§ Exercise objective
Using the records below, count the lines with "arrow" in them. Give the number only.

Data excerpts
· · · · · · ·

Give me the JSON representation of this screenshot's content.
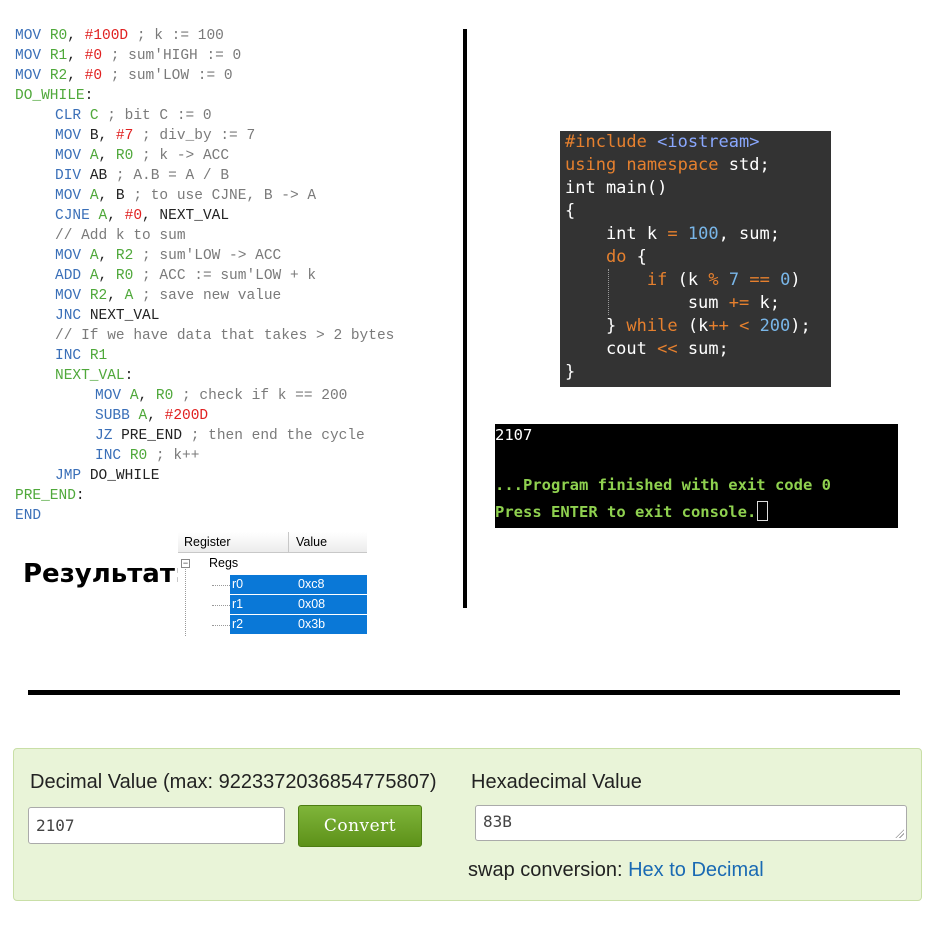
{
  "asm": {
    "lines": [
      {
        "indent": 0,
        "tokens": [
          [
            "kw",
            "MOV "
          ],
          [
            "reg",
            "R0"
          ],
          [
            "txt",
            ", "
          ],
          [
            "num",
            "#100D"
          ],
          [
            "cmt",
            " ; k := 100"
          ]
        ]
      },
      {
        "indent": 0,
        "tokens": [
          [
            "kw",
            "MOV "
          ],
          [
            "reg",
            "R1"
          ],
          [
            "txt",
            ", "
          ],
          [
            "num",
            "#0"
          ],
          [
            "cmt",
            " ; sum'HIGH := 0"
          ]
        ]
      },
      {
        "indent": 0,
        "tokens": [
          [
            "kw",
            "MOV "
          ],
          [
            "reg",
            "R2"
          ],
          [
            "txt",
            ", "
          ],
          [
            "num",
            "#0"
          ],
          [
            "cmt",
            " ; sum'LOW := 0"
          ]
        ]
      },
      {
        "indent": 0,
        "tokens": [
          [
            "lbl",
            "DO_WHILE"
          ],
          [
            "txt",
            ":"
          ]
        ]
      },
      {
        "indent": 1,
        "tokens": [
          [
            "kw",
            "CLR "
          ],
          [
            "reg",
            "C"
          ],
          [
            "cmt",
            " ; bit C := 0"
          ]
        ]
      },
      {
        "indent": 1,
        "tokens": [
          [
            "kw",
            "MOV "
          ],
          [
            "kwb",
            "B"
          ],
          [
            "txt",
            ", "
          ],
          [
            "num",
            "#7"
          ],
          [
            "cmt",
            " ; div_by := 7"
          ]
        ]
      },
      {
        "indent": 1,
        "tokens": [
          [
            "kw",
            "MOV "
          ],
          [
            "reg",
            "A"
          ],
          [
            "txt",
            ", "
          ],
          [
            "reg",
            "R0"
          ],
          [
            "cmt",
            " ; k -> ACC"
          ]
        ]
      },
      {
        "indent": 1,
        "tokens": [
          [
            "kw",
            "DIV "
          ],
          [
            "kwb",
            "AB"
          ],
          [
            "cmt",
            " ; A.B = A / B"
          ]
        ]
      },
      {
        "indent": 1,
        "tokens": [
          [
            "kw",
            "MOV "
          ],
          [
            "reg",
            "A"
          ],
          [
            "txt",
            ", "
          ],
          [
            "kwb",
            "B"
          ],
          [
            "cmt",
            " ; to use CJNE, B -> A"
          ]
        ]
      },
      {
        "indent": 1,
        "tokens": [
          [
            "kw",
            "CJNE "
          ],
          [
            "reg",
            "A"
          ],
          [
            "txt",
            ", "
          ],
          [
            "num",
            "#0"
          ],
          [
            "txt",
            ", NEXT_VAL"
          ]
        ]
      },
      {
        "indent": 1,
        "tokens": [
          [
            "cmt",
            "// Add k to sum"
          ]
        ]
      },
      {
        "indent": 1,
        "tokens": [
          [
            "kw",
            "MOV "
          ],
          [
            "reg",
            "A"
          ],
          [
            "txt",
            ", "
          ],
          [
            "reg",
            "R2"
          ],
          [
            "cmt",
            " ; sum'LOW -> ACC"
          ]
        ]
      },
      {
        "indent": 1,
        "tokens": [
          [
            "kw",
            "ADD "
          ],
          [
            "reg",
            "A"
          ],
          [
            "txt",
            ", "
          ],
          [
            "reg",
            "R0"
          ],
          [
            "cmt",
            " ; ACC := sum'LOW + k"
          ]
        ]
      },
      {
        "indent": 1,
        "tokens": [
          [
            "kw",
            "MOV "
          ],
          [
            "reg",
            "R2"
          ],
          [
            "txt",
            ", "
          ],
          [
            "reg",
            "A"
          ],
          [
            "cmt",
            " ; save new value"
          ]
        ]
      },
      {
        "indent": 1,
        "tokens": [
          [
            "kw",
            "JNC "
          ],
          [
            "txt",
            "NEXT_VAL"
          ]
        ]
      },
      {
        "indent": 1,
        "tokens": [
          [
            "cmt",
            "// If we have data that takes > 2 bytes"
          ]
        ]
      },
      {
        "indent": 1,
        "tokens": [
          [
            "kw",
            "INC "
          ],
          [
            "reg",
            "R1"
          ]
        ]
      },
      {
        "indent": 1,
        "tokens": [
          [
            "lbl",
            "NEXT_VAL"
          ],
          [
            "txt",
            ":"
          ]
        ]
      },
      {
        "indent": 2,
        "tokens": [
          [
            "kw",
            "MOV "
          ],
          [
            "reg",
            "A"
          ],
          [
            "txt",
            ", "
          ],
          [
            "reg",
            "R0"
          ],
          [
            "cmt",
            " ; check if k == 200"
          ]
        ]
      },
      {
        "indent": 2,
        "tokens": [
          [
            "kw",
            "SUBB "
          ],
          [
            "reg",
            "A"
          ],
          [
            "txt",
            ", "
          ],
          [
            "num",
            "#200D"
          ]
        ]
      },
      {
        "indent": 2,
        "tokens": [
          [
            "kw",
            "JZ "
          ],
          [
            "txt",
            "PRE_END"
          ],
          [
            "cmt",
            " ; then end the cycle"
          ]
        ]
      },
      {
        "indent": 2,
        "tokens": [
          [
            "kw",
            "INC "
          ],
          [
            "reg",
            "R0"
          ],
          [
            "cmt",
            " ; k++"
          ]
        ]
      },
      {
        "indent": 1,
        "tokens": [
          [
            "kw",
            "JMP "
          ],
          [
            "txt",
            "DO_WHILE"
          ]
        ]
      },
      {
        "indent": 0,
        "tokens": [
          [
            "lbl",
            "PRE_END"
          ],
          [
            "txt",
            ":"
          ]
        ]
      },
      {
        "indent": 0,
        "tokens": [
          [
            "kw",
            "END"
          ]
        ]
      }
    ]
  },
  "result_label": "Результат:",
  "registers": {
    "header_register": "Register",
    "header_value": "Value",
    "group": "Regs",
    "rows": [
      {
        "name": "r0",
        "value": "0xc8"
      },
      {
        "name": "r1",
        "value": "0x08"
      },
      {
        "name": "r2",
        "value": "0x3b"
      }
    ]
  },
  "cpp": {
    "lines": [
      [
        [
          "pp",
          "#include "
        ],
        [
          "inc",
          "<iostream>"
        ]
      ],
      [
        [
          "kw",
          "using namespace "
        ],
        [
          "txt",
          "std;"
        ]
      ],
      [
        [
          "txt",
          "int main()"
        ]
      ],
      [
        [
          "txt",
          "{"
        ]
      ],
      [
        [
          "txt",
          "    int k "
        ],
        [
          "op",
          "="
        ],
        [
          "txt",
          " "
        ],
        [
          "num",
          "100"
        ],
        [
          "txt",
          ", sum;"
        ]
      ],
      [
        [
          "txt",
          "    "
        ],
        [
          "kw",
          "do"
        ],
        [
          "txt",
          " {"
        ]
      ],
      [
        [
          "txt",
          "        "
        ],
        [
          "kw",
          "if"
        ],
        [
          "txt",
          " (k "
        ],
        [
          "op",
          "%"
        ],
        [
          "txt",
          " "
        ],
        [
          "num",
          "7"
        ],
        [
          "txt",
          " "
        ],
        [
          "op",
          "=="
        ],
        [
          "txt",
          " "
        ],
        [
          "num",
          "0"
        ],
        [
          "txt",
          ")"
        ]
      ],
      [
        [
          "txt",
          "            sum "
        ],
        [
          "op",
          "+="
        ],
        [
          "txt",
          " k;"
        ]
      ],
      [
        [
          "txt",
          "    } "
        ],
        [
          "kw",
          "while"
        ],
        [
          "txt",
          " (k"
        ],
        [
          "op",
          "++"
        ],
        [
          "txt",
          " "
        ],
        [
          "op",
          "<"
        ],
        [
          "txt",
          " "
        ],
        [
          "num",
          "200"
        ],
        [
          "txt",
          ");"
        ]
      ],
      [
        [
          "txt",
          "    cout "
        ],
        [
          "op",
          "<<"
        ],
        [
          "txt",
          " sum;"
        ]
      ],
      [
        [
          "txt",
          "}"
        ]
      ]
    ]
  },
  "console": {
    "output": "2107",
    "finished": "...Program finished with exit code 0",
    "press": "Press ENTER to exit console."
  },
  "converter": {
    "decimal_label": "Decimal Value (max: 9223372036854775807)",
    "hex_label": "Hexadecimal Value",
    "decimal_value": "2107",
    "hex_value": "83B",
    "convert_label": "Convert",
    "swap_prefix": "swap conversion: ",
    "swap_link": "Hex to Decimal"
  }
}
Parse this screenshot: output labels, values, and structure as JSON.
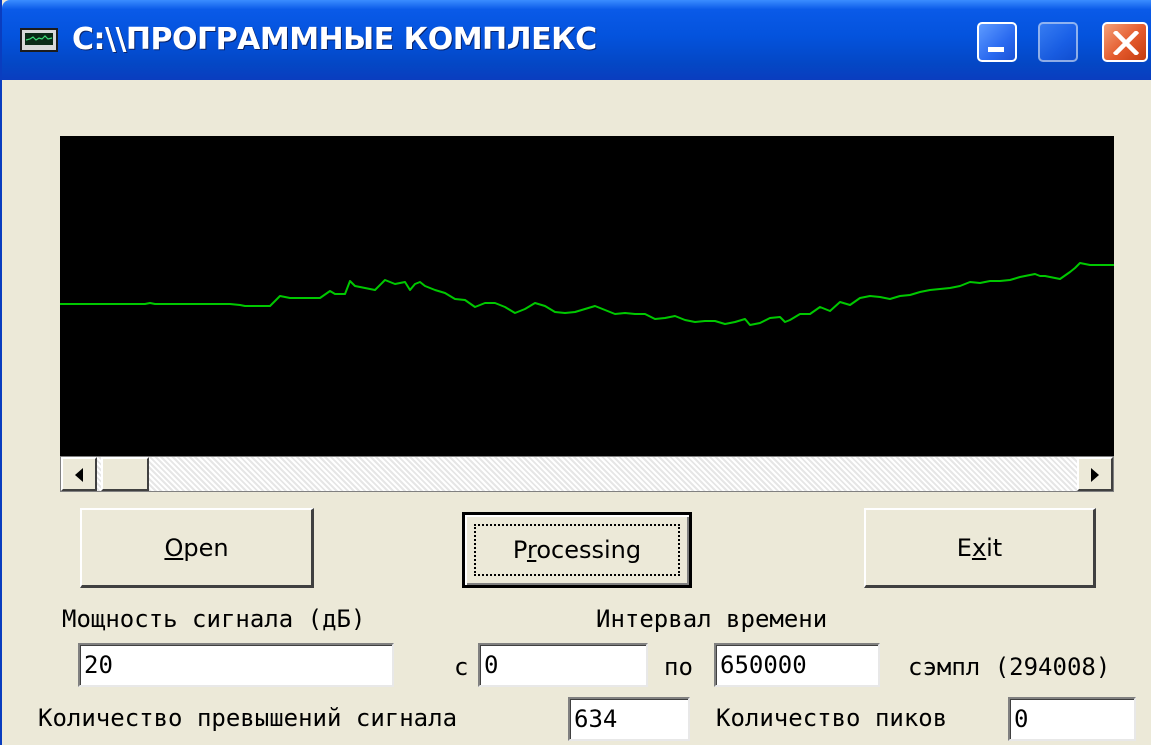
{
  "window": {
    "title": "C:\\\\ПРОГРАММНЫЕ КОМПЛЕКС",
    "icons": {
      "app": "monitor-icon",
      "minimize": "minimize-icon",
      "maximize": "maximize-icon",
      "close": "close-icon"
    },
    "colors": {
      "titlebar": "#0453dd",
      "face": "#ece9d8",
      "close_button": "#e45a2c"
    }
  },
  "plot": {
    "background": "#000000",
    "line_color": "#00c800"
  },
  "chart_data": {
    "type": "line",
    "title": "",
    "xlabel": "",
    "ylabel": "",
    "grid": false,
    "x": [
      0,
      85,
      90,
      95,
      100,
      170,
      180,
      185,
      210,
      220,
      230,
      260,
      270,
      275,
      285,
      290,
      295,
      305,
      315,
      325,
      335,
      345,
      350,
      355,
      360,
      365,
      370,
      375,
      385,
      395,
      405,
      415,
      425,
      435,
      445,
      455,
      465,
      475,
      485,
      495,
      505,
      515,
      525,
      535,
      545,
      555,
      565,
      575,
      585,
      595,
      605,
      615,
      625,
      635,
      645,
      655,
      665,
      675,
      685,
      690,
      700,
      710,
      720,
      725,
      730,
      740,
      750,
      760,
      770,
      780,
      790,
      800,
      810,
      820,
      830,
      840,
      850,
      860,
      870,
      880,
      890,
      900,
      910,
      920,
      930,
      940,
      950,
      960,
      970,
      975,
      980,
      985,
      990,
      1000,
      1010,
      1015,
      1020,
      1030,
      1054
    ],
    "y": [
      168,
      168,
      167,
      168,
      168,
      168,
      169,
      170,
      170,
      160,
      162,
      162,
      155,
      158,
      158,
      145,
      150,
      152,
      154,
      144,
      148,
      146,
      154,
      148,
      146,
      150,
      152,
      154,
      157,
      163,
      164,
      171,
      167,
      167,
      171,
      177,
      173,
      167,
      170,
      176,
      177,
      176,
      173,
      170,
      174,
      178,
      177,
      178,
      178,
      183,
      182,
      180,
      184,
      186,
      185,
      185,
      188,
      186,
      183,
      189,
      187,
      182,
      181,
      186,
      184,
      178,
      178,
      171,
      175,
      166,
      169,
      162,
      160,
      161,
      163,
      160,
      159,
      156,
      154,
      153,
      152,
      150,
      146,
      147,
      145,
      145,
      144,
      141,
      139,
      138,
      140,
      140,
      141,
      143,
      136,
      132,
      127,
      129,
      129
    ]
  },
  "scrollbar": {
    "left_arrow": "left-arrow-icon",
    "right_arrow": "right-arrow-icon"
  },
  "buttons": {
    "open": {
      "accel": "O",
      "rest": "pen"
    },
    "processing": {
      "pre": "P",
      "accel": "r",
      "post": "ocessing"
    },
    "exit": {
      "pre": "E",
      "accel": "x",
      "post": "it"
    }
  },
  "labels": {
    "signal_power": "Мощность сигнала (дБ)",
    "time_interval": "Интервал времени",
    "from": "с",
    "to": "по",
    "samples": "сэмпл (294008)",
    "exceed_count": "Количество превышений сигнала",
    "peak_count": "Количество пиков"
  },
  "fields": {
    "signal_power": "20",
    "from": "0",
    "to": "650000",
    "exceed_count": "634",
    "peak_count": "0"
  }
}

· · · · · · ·

§ Written answer
2